__WHAT IS EXPECTED__
Word for word, and without a single picture, repeat the entries.

__PROVIDED RECORDS__

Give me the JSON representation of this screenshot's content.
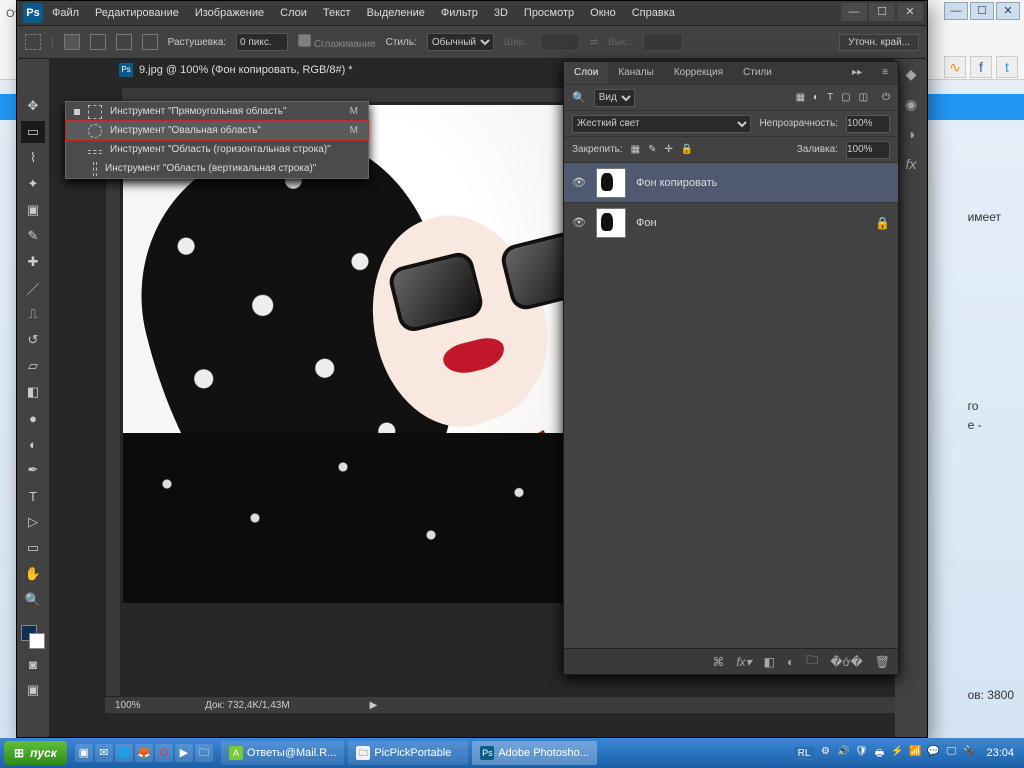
{
  "menubar": {
    "items": [
      "Файл",
      "Редактирование",
      "Изображение",
      "Слои",
      "Текст",
      "Выделение",
      "Фильтр",
      "3D",
      "Просмотр",
      "Окно",
      "Справка"
    ]
  },
  "optionsbar": {
    "feather_label": "Растушевка:",
    "feather_value": "0 пикс.",
    "antialias_label": "Сглаживание",
    "style_label": "Стиль:",
    "style_value": "Обычный",
    "width_label": "Шир.:",
    "height_label": "Выс.:",
    "refine_label": "Уточн. край..."
  },
  "document": {
    "tab_title": "9.jpg @ 100% (Фон копировать, RGB/8#) *",
    "zoom": "100%",
    "doc_info": "Док: 732,4K/1,43M"
  },
  "tool_flyout": {
    "items": [
      {
        "label": "Инструмент \"Прямоугольная область\"",
        "shortcut": "M",
        "active": true
      },
      {
        "label": "Инструмент \"Овальная область\"",
        "shortcut": "M",
        "highlighted": true
      },
      {
        "label": "Инструмент \"Область (горизонтальная строка)\"",
        "shortcut": ""
      },
      {
        "label": "Инструмент \"Область (вертикальная строка)\"",
        "shortcut": ""
      }
    ]
  },
  "layers_panel": {
    "tabs": [
      "Слои",
      "Каналы",
      "Коррекция",
      "Стили"
    ],
    "active_tab": 0,
    "filter_label": "Вид",
    "blend_mode": "Жесткий свет",
    "opacity_label": "Непрозрачность:",
    "opacity_value": "100%",
    "lock_label": "Закрепить:",
    "fill_label": "Заливка:",
    "fill_value": "100%",
    "layers": [
      {
        "name": "Фон копировать",
        "selected": true,
        "locked": false
      },
      {
        "name": "Фон",
        "selected": false,
        "locked": true
      }
    ],
    "footer_icons": [
      "link",
      "fx",
      "mask",
      "adjust",
      "group",
      "new",
      "trash"
    ]
  },
  "side_text": {
    "l1": "имеет",
    "l2": "го",
    "l3": "е -",
    "l4": "ов: 3800"
  },
  "taskbar": {
    "start": "пуск",
    "tasks": [
      {
        "label": "Ответы@Mail.R...",
        "active": false
      },
      {
        "label": "PicPickPortable",
        "active": false
      },
      {
        "label": "Adobe Photosho...",
        "active": true
      }
    ],
    "lang": "RL",
    "clock": "23:04"
  },
  "browser": {
    "tab_hint": "От"
  }
}
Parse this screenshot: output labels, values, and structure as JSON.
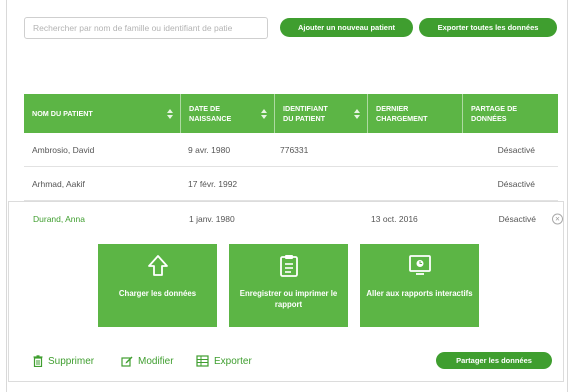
{
  "search": {
    "placeholder": "Rechercher par nom de famille ou identifiant de patie",
    "value": ""
  },
  "toolbar": {
    "add_label": "Ajouter un nouveau patient",
    "export_all_label": "Exporter toutes les données"
  },
  "table": {
    "headers": [
      {
        "line1": "NOM DU PATIENT",
        "line2": ""
      },
      {
        "line1": "DATE DE",
        "line2": "NAISSANCE"
      },
      {
        "line1": "IDENTIFIANT",
        "line2": "DU PATIENT"
      },
      {
        "line1": "DERNIER",
        "line2": "CHARGEMENT"
      },
      {
        "line1": "PARTAGE DE",
        "line2": "DONNÉES"
      }
    ],
    "rows": [
      {
        "name": "Ambrosio, David",
        "dob": "9 avr. 1980",
        "id": "776331",
        "last_upload": "",
        "sharing": "Désactivé"
      },
      {
        "name": "Arhmad, Aakif",
        "dob": "17 févr. 1992",
        "id": "",
        "last_upload": "",
        "sharing": "Désactivé"
      }
    ],
    "expanded_row": {
      "name": "Durand, Anna",
      "dob": "1 janv. 1980",
      "id": "",
      "last_upload": "13 oct. 2016",
      "sharing": "Désactivé"
    }
  },
  "tiles": [
    {
      "icon": "upload-arrow-icon",
      "label": "Charger les données"
    },
    {
      "icon": "clipboard-report-icon",
      "label": "Enregistrer ou imprimer le rapport"
    },
    {
      "icon": "interactive-report-icon",
      "label": "Aller aux rapports interactifs"
    }
  ],
  "actions": {
    "delete_label": "Supprimer",
    "edit_label": "Modifier",
    "export_label": "Exporter",
    "share_label": "Partager les données"
  },
  "colors": {
    "accent": "#5cb545",
    "accent_dark": "#3f9e2f",
    "text": "#555555"
  }
}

__RESPONSE TO THIS EXERCISE__
Give me the JSON representation of this screenshot's content.
{
  "menubar": {
    "items": [
      "Файл",
      "Редактирование",
      "Изображение",
      "Слои",
      "Текст",
      "Выделение",
      "Фильтр",
      "3D",
      "Просмотр",
      "Окно",
      "Справка"
    ]
  },
  "optionsbar": {
    "feather_label": "Растушевка:",
    "feather_value": "0 пикс.",
    "antialias_label": "Сглаживание",
    "style_label": "Стиль:",
    "style_value": "Обычный",
    "width_label": "Шир.:",
    "height_label": "Выс.:",
    "refine_label": "Уточн. край..."
  },
  "document": {
    "tab_title": "9.jpg @ 100% (Фон копировать, RGB/8#) *",
    "zoom": "100%",
    "doc_info": "Док: 732,4K/1,43M"
  },
  "tool_flyout": {
    "items": [
      {
        "label": "Инструмент \"Прямоугольная область\"",
        "shortcut": "M",
        "active": true
      },
      {
        "label": "Инструмент \"Овальная область\"",
        "shortcut": "M",
        "highlighted": true
      },
      {
        "label": "Инструмент \"Область (горизонтальная строка)\"",
        "shortcut": ""
      },
      {
        "label": "Инструмент \"Область (вертикальная строка)\"",
        "shortcut": ""
      }
    ]
  },
  "layers_panel": {
    "tabs": [
      "Слои",
      "Каналы",
      "Коррекция",
      "Стили"
    ],
    "active_tab": 0,
    "filter_label": "Вид",
    "blend_mode": "Жесткий свет",
    "opacity_label": "Непрозрачность:",
    "opacity_value": "100%",
    "lock_label": "Закрепить:",
    "fill_label": "Заливка:",
    "fill_value": "100%",
    "layers": [
      {
        "name": "Фон копировать",
        "selected": true,
        "locked": false
      },
      {
        "name": "Фон",
        "selected": false,
        "locked": true
      }
    ],
    "footer_icons": [
      "link",
      "fx",
      "mask",
      "adjust",
      "group",
      "new",
      "trash"
    ]
  },
  "side_text": {
    "l1": "имеет",
    "l2": "го",
    "l3": "е -",
    "l4": "ов: 3800"
  },
  "taskbar": {
    "start": "пуск",
    "tasks": [
      {
        "label": "Ответы@Mail.R...",
        "active": false
      },
      {
        "label": "PicPickPortable",
        "active": false
      },
      {
        "label": "Adobe Photosho...",
        "active": true
      }
    ],
    "lang": "RL",
    "clock": "23:04"
  },
  "browser": {
    "tab_hint": "От"
  }
}
Parse this screenshot: output labels, values, and structure as JSON.
{
  "search": {
    "placeholder": "Rechercher par nom de famille ou identifiant de patie",
    "value": ""
  },
  "toolbar": {
    "add_label": "Ajouter un nouveau patient",
    "export_all_label": "Exporter toutes les données"
  },
  "table": {
    "headers": [
      {
        "line1": "NOM DU PATIENT",
        "line2": ""
      },
      {
        "line1": "DATE DE",
        "line2": "NAISSANCE"
      },
      {
        "line1": "IDENTIFIANT",
        "line2": "DU PATIENT"
      },
      {
        "line1": "DERNIER",
        "line2": "CHARGEMENT"
      },
      {
        "line1": "PARTAGE DE",
        "line2": "DONNÉES"
      }
    ],
    "rows": [
      {
        "name": "Ambrosio, David",
        "dob": "9 avr. 1980",
        "id": "776331",
        "last_upload": "",
        "sharing": "Désactivé"
      },
      {
        "name": "Arhmad, Aakif",
        "dob": "17 févr. 1992",
        "id": "",
        "last_upload": "",
        "sharing": "Désactivé"
      }
    ],
    "expanded_row": {
      "name": "Durand, Anna",
      "dob": "1 janv. 1980",
      "id": "",
      "last_upload": "13 oct. 2016",
      "sharing": "Désactivé"
    }
  },
  "tiles": [
    {
      "icon": "upload-arrow-icon",
      "label": "Charger les données"
    },
    {
      "icon": "clipboard-report-icon",
      "label": "Enregistrer ou imprimer le rapport"
    },
    {
      "icon": "interactive-report-icon",
      "label": "Aller aux rapports interactifs"
    }
  ],
  "actions": {
    "delete_label": "Supprimer",
    "edit_label": "Modifier",
    "export_label": "Exporter",
    "share_label": "Partager les données"
  },
  "colors": {
    "accent": "#5cb545",
    "accent_dark": "#3f9e2f",
    "text": "#555555"
  }
}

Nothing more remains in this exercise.